Land surveying is a great hands-on career option for those who particularly enjoy being outside. Surveyors measure, inspect and map land and construction sites, studying things like elevation and contour. They also have to examine construction sites for potential hazards, such as terrain stability or areas in danger of landslides. As the expert on a site’s terrain, the surveyor will also have to determine the foundation requirements for any buildings constructed there.

You’ll spend a lot of time working with various surveying tools, as well as software for recording and analyzing the data you collect. If you find maps, the outdoors and activities like hiking interesting, you may enjoy a career as a surveyor. You will need to earn a bachelor’s degree to get started in surveying. Completing an internship or apprenticeship while working toward your degree will help you find a full-time position right out of college.


7. Equipment Operator

Average salary: $62,909

Education level: Job training and certification

Many people who like working with their hands enjoy mechanical equipment and vehicles. If this is you, a job as a construction equipment operator could be a great fit. Equipment operators are responsible for driving the heavy machinery that moves land and materials around construction sites. You would be working with all types of construction apparatus, from steam rollers to the massive cranes used to build skyscrapers.

Training for equipment operators is more varied than other construction careers. The amount of formal education and certification you need will depend on what state you are working in and what specific equipment you are hoping to operate. Of course, those with more training and certifications will have more job opportunities. You can often get training on the job as well as through an apprenticeship program or vocational school.
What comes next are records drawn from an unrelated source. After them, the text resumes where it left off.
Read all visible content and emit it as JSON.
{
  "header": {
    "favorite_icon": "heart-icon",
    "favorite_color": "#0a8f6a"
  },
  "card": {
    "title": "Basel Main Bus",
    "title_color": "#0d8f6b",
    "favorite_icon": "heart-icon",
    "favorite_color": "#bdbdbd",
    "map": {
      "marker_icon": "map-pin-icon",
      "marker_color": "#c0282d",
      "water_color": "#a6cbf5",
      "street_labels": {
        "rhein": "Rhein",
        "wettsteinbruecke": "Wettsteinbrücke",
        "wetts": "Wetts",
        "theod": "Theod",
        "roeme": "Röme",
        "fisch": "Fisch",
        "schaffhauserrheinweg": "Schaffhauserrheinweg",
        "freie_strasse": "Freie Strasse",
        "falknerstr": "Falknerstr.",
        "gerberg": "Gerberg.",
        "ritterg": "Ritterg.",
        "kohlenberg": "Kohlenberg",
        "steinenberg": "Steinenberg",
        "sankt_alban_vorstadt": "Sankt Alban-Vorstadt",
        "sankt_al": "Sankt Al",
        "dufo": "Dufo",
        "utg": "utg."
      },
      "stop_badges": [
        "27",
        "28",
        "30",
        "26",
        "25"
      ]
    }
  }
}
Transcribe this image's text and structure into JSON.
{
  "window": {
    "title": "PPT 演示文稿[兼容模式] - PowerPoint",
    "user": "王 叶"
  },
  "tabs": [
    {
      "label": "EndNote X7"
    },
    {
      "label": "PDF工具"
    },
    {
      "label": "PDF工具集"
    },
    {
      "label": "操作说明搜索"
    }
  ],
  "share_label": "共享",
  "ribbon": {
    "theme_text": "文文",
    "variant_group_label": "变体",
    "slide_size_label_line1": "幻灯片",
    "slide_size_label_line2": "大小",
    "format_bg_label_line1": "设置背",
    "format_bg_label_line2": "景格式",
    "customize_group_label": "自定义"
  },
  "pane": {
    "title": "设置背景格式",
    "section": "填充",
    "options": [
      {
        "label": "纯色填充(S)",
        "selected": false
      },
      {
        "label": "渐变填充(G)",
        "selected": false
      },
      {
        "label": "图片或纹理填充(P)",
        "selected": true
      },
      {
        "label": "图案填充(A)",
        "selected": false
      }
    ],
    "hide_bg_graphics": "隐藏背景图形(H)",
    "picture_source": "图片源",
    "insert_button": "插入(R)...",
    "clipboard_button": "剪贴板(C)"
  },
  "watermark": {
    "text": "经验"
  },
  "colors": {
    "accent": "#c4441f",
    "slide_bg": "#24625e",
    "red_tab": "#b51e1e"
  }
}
Pursuing a Career in Construction

The construction industry is overflowing with job opportunities for all types of people. This community is more diverse and innovative than ever, so you will find a niche to grow and develop professionally, no matter your interests. Few sectors can compete when it comes to hands-on jobs.

Whatever path you choose, take time to learn about all the different avenues available to you in construction. Feel free to reach out to local professionals to learn more about their jobs. This is an exciting and welcoming industry, and they will be glad to bring you into the fold.